Speaking of Porsches, the Werks Reunion is an annual gathering of some 800 vehicles ranging from vintage classics to current models. Organized by the Porsche Club of America, the event is also held on the green fairway of a private country club. But unlike the exclusive Concours and the Quail, the Werks reunion is absolutely free for spectators, who can wander among restored classics, vintage race cars and uber-rare exotics like the 959 coupe or the 550 Spyder.

Meanwhile, at nearby Mazda Laguna Seca Raceway, the Monterey Historics fill the paddocks with a veritable time-warp of racing machines. The infamous “Corkscrew” turn didn’t even exist while most of these cars were in competition, and now they’re all waiting their turn on the 2.24-mile circuit. It’s hard to choose where to look first as we pass a Mercedes-Benz 300 SL Gullwing; not one, but two BMW M1 coupes in Bavarian Livery; a tubular and elegant Gurney Eagle; and an enormous 1920s supercharged Bentley “Blower” made famous by the racing victories of the dashing “Bentley Boys”.

Some, understandably, aim for little more than a brisk run while avoiding all contact with delicate patina and spindly suspension components. But others come to relive their glory days. Bruce Canepa, in a 1986 Porsche 962 battled Rolex-winner Jonathan Bomarito in Mazda’s 767B Le Mans prototype. We chat with legendary American Endurance racer Hurley Haywood, who will be reunited with his Rolex-winning #59 Brumos Porsche for the first time in 20 years.
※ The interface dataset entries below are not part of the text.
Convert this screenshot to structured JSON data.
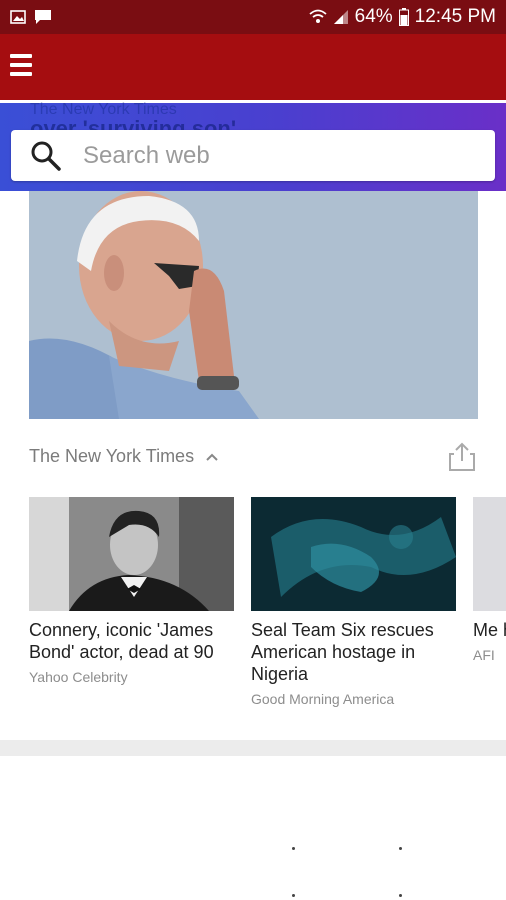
{
  "status_bar": {
    "battery": "64%",
    "time": "12:45 PM"
  },
  "search": {
    "placeholder": "Search web"
  },
  "behind_header": {
    "source": "The New York Times",
    "title": "over 'surviving son'"
  },
  "hero_story": {
    "source": "The New York Times"
  },
  "cards": [
    {
      "title": "Connery, iconic 'James Bond' actor, dead at 90",
      "source": "Yahoo Celebrity"
    },
    {
      "title": "Seal Team Six rescues American hostage in Nigeria",
      "source": "Good Morning America"
    },
    {
      "title": "Me ho far",
      "source": "AFI"
    }
  ],
  "colors": {
    "status_bar": "#7a0d12",
    "app_bar": "#a50d10",
    "search_band_start": "#3a4fd6",
    "search_band_end": "#6a2fc8"
  },
  "icons": [
    "gallery-icon",
    "message-icon",
    "wifi-icon",
    "signal-icon",
    "battery-icon",
    "menu-icon",
    "search-icon",
    "chevron-up-icon",
    "share-icon"
  ]
}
Formula 1 champion Mika Häkkinen thrilled spectators with a screaming exhibition run in Emerson Fittipaldi’s championship-winning McLaren M23. Seventy-five years of racing was represented at Laguna Seca, which was in turn celebrating its own sixty year anniversary.

While Pebble Beach Concours d’Elegance is its signature event; there’s much more to Monterey Car Week than the fancy headliner. For the droves of enthusiasts who descend upon this coastal town once a year it’s a multi-faceted celebration of the automobile.